§ What you are asked to do
With the pictures removed, set down all of the entries below exactly.

═══ Data records ═══

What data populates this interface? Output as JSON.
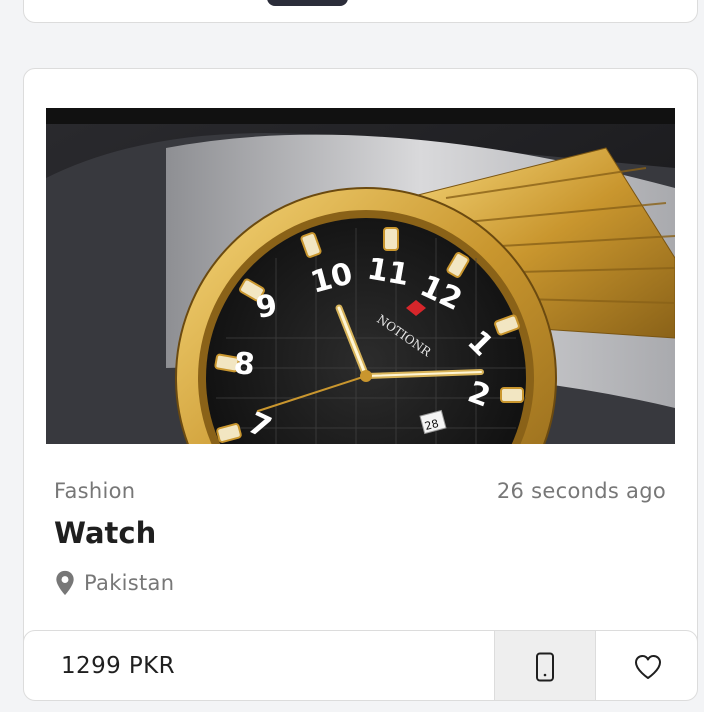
{
  "listing": {
    "category": "Fashion",
    "posted_time": "26 seconds ago",
    "title": "Watch",
    "location": "Pakistan",
    "price": "1299 PKR",
    "image": {
      "subject": "gold-wristwatch",
      "brand_text": "NOTIONR",
      "date_window": "28"
    }
  },
  "icons": {
    "location": "map-pin-icon",
    "call": "phone-icon",
    "favorite": "heart-icon"
  },
  "colors": {
    "text_primary": "#1f1f1f",
    "text_muted": "#777777",
    "card_border": "#dcdcdc",
    "button_bg": "#eeeeee",
    "watch_gold": "#d4a437"
  }
}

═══

§ Output for this task
What data populates this interface? Output as JSON.
{
  "listing": {
    "category": "Fashion",
    "posted_time": "26 seconds ago",
    "title": "Watch",
    "location": "Pakistan",
    "price": "1299 PKR",
    "image": {
      "subject": "gold-wristwatch",
      "brand_text": "NOTIONR",
      "date_window": "28"
    }
  },
  "icons": {
    "location": "map-pin-icon",
    "call": "phone-icon",
    "favorite": "heart-icon"
  },
  "colors": {
    "text_primary": "#1f1f1f",
    "text_muted": "#777777",
    "card_border": "#dcdcdc",
    "button_bg": "#eeeeee",
    "watch_gold": "#d4a437"
  }
}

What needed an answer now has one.